Certified Peer Specialist Training Programs

Developed by the Temple University Collaborative for the Peer Specialist Alliance of America, this document provides descriptions of a wide range of Certified Peer Specialist training programs in thirteen states, with an outline of competencies covered, eligibility criteria, and evaluative mechanisms – along with contact information for each training program.

Peer Support: Developing and Facilitating Self-Help Groups

This three-page guide, plus a resource list, contains practical information about planning and facilitating a peer-led self-help group meeting, with basic information on developing effective group meetings, a sample agenda, and facilitation tools that use active listening and conflict resolution to maintain a good meeting.

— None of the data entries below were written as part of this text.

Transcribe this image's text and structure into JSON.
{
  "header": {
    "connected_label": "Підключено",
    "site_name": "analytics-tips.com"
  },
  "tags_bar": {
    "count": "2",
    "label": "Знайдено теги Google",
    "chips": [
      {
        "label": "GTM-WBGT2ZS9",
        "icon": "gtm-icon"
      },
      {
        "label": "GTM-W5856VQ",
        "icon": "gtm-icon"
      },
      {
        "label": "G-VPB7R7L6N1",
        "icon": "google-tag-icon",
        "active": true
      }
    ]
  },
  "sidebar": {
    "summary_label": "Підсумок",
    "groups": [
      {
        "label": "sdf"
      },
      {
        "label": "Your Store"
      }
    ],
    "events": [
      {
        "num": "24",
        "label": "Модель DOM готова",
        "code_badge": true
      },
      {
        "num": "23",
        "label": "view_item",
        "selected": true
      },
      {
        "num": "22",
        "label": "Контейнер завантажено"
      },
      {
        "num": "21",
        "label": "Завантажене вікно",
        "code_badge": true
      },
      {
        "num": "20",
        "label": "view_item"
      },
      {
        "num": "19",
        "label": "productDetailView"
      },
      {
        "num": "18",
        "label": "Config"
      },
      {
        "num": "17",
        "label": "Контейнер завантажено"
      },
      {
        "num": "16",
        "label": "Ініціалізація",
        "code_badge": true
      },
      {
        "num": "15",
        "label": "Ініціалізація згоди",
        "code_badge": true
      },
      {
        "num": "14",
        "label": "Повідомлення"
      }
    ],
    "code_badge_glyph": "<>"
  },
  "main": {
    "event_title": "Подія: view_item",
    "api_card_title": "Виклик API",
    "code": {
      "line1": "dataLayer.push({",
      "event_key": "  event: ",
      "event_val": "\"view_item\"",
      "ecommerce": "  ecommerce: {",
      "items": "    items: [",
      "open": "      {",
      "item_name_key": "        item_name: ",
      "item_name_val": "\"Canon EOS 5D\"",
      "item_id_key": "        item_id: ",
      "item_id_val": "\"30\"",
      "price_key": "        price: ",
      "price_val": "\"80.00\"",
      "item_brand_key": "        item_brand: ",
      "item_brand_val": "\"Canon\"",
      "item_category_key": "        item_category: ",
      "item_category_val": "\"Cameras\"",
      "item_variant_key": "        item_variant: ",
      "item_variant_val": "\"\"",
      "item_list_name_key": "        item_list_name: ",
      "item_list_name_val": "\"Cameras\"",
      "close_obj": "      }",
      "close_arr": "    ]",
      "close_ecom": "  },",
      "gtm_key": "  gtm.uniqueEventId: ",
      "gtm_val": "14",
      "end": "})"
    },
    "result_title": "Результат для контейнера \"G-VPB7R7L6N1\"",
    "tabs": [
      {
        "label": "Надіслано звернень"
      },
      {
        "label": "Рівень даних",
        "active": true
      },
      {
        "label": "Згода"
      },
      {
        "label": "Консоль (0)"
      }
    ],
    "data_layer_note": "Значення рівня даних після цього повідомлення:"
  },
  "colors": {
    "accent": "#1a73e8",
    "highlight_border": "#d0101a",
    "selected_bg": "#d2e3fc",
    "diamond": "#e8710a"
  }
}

Results of a National Survey of Certified Peer Specialists: Job Titles and Job Descriptions

The Temple University Collaborative surveyed 275 Certified Peer Specialists in paid CPS positions across the country, and presented here is a discussion of the wide variety of job titles that CPS staff work under and the varied descriptions – in the CPS respondents’ own words – of their job roles and responsibilities.

The 2006 Statewide Survey of Drop-In Centers in Pennsylvania

Drop In Centers for individuals with psychiatric disabilities were surveyed in 2006 for information on their operations and staff, level of consumer involvement, common activities, and operational challenges – providing an overall portrait of drop-in center programming and community inclusion activities in the Pennsylvania mental health system.